*** DATA FOR THE TASK Section Begins ***
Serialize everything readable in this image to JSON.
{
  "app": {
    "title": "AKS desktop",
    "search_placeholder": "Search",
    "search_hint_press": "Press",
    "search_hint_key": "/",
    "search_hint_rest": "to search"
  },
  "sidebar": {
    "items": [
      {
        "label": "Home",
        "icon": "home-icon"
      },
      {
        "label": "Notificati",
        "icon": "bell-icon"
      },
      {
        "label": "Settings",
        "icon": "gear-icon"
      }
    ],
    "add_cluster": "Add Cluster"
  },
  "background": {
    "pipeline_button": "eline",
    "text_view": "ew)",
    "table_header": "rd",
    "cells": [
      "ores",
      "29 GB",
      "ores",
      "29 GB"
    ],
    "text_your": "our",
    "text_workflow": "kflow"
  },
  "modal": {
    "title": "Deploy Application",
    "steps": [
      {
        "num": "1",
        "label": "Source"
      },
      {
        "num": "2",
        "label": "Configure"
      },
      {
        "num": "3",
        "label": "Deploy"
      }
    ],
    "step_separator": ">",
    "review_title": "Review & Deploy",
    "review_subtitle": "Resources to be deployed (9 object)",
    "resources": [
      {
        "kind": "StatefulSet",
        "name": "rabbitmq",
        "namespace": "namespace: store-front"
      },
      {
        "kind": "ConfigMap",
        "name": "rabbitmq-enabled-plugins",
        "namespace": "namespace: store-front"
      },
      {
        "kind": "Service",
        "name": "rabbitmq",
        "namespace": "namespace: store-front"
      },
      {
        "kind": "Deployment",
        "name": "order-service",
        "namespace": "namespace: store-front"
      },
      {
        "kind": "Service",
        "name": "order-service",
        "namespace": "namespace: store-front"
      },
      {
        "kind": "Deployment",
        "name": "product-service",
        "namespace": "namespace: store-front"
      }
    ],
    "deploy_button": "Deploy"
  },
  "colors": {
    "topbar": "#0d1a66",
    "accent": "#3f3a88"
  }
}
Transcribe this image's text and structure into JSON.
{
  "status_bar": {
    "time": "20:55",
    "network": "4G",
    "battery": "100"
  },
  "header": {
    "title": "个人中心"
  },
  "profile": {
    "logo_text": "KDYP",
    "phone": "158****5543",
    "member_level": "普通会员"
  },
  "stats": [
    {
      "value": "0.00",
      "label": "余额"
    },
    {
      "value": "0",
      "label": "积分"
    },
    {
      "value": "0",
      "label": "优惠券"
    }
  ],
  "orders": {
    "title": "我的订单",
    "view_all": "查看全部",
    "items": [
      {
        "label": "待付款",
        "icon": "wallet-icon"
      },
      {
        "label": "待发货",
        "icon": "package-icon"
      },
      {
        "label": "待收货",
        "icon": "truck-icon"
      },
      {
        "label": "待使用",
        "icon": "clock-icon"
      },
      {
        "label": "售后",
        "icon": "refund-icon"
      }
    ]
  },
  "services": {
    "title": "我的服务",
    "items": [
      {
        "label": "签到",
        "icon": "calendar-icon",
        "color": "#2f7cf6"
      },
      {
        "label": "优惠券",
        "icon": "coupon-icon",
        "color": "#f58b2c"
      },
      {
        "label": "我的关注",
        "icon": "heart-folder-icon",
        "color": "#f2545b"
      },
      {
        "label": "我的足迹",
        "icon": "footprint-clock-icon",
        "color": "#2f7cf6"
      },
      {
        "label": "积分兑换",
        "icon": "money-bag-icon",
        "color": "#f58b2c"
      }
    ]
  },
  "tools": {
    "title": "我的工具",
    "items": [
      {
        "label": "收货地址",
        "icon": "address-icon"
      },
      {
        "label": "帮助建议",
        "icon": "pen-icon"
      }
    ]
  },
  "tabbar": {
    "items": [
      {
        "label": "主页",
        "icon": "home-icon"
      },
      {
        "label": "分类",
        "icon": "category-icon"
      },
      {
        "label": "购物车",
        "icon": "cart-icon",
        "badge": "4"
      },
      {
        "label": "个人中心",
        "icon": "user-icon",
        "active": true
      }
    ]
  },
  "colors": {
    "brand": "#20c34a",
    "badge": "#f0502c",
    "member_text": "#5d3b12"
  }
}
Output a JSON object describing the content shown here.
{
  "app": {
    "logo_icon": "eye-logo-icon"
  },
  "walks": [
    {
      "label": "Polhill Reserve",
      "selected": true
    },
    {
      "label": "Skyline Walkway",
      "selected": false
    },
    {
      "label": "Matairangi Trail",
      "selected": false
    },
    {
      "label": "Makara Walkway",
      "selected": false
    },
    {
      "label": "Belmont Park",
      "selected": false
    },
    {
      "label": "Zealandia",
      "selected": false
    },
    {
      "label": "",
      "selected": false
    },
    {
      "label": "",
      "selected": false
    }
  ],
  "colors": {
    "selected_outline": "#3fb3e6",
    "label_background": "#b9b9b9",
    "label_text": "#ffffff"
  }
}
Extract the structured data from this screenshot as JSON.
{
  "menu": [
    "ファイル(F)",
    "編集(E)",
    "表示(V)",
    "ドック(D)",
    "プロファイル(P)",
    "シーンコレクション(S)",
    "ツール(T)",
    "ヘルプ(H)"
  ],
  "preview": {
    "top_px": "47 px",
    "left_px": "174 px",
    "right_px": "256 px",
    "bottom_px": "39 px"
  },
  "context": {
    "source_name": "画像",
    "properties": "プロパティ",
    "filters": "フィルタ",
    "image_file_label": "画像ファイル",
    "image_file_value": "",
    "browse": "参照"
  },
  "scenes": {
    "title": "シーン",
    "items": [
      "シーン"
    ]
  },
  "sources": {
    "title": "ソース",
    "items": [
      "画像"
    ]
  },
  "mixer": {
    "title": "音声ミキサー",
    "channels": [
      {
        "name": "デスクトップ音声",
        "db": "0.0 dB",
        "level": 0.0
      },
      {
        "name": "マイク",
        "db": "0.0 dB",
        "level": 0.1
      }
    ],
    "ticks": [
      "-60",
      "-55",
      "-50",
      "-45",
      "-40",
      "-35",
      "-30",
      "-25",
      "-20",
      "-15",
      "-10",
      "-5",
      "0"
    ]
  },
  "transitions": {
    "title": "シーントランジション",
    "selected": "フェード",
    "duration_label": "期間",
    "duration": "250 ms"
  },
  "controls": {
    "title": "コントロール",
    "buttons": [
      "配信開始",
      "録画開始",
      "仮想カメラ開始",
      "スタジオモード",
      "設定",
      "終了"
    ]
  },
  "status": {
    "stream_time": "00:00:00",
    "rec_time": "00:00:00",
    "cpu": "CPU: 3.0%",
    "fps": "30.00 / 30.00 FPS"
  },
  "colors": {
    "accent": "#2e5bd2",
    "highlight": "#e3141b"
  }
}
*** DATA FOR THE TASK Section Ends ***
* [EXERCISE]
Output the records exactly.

* [WORKED SOLUTION]
Serialize everything readable in this image to JSON.
{
  "app": {
    "title": "AKS desktop",
    "search_placeholder": "Search",
    "search_hint_press": "Press",
    "search_hint_key": "/",
    "search_hint_rest": "to search"
  },
  "sidebar": {
    "items": [
      {
        "label": "Home",
        "icon": "home-icon"
      },
      {
        "label": "Notificati",
        "icon": "bell-icon"
      },
      {
        "label": "Settings",
        "icon": "gear-icon"
      }
    ],
    "add_cluster": "Add Cluster"
  },
  "background": {
    "pipeline_button": "eline",
    "text_view": "ew)",
    "table_header": "rd",
    "cells": [
      "ores",
      "29 GB",
      "ores",
      "29 GB"
    ],
    "text_your": "our",
    "text_workflow": "kflow"
  },
  "modal": {
    "title": "Deploy Application",
    "steps": [
      {
        "num": "1",
        "label": "Source"
      },
      {
        "num": "2",
        "label": "Configure"
      },
      {
        "num": "3",
        "label": "Deploy"
      }
    ],
    "step_separator": ">",
    "review_title": "Review & Deploy",
    "review_subtitle": "Resources to be deployed (9 object)",
    "resources": [
      {
        "kind": "StatefulSet",
        "name": "rabbitmq",
        "namespace": "namespace: store-front"
      },
      {
        "kind": "ConfigMap",
        "name": "rabbitmq-enabled-plugins",
        "namespace": "namespace: store-front"
      },
      {
        "kind": "Service",
        "name": "rabbitmq",
        "namespace": "namespace: store-front"
      },
      {
        "kind": "Deployment",
        "name": "order-service",
        "namespace": "namespace: store-front"
      },
      {
        "kind": "Service",
        "name": "order-service",
        "namespace": "namespace: store-front"
      },
      {
        "kind": "Deployment",
        "name": "product-service",
        "namespace": "namespace: store-front"
      }
    ],
    "deploy_button": "Deploy"
  },
  "colors": {
    "topbar": "#0d1a66",
    "accent": "#3f3a88"
  }
}
Transcribe this image's text and structure into JSON.
{
  "status_bar": {
    "time": "20:55",
    "network": "4G",
    "battery": "100"
  },
  "header": {
    "title": "个人中心"
  },
  "profile": {
    "logo_text": "KDYP",
    "phone": "158****5543",
    "member_level": "普通会员"
  },
  "stats": [
    {
      "value": "0.00",
      "label": "余额"
    },
    {
      "value": "0",
      "label": "积分"
    },
    {
      "value": "0",
      "label": "优惠券"
    }
  ],
  "orders": {
    "title": "我的订单",
    "view_all": "查看全部",
    "items": [
      {
        "label": "待付款",
        "icon": "wallet-icon"
      },
      {
        "label": "待发货",
        "icon": "package-icon"
      },
      {
        "label": "待收货",
        "icon": "truck-icon"
      },
      {
        "label": "待使用",
        "icon": "clock-icon"
      },
      {
        "label": "售后",
        "icon": "refund-icon"
      }
    ]
  },
  "services": {
    "title": "我的服务",
    "items": [
      {
        "label": "签到",
        "icon": "calendar-icon",
        "color": "#2f7cf6"
      },
      {
        "label": "优惠券",
        "icon": "coupon-icon",
        "color": "#f58b2c"
      },
      {
        "label": "我的关注",
        "icon": "heart-folder-icon",
        "color": "#f2545b"
      },
      {
        "label": "我的足迹",
        "icon": "footprint-clock-icon",
        "color": "#2f7cf6"
      },
      {
        "label": "积分兑换",
        "icon": "money-bag-icon",
        "color": "#f58b2c"
      }
    ]
  },
  "tools": {
    "title": "我的工具",
    "items": [
      {
        "label": "收货地址",
        "icon": "address-icon"
      },
      {
        "label": "帮助建议",
        "icon": "pen-icon"
      }
    ]
  },
  "tabbar": {
    "items": [
      {
        "label": "主页",
        "icon": "home-icon"
      },
      {
        "label": "分类",
        "icon": "category-icon"
      },
      {
        "label": "购物车",
        "icon": "cart-icon",
        "badge": "4"
      },
      {
        "label": "个人中心",
        "icon": "user-icon",
        "active": true
      }
    ]
  },
  "colors": {
    "brand": "#20c34a",
    "badge": "#f0502c",
    "member_text": "#5d3b12"
  }
}
Output a JSON object describing the content shown here.
{
  "app": {
    "logo_icon": "eye-logo-icon"
  },
  "walks": [
    {
      "label": "Polhill Reserve",
      "selected": true
    },
    {
      "label": "Skyline Walkway",
      "selected": false
    },
    {
      "label": "Matairangi Trail",
      "selected": false
    },
    {
      "label": "Makara Walkway",
      "selected": false
    },
    {
      "label": "Belmont Park",
      "selected": false
    },
    {
      "label": "Zealandia",
      "selected": false
    },
    {
      "label": "",
      "selected": false
    },
    {
      "label": "",
      "selected": false
    }
  ],
  "colors": {
    "selected_outline": "#3fb3e6",
    "label_background": "#b9b9b9",
    "label_text": "#ffffff"
  }
}
Extract the structured data from this screenshot as JSON.
{
  "menu": [
    "ファイル(F)",
    "編集(E)",
    "表示(V)",
    "ドック(D)",
    "プロファイル(P)",
    "シーンコレクション(S)",
    "ツール(T)",
    "ヘルプ(H)"
  ],
  "preview": {
    "top_px": "47 px",
    "left_px": "174 px",
    "right_px": "256 px",
    "bottom_px": "39 px"
  },
  "context": {
    "source_name": "画像",
    "properties": "プロパティ",
    "filters": "フィルタ",
    "image_file_label": "画像ファイル",
    "image_file_value": "",
    "browse": "参照"
  },
  "scenes": {
    "title": "シーン",
    "items": [
      "シーン"
    ]
  },
  "sources": {
    "title": "ソース",
    "items": [
      "画像"
    ]
  },
  "mixer": {
    "title": "音声ミキサー",
    "channels": [
      {
        "name": "デスクトップ音声",
        "db": "0.0 dB",
        "level": 0.0
      },
      {
        "name": "マイク",
        "db": "0.0 dB",
        "level": 0.1
      }
    ],
    "ticks": [
      "-60",
      "-55",
      "-50",
      "-45",
      "-40",
      "-35",
      "-30",
      "-25",
      "-20",
      "-15",
      "-10",
      "-5",
      "0"
    ]
  },
  "transitions": {
    "title": "シーントランジション",
    "selected": "フェード",
    "duration_label": "期間",
    "duration": "250 ms"
  },
  "controls": {
    "title": "コントロール",
    "buttons": [
      "配信開始",
      "録画開始",
      "仮想カメラ開始",
      "スタジオモード",
      "設定",
      "終了"
    ]
  },
  "status": {
    "stream_time": "00:00:00",
    "rec_time": "00:00:00",
    "cpu": "CPU: 3.0%",
    "fps": "30.00 / 30.00 FPS"
  },
  "colors": {
    "accent": "#2e5bd2",
    "highlight": "#e3141b"
  }
}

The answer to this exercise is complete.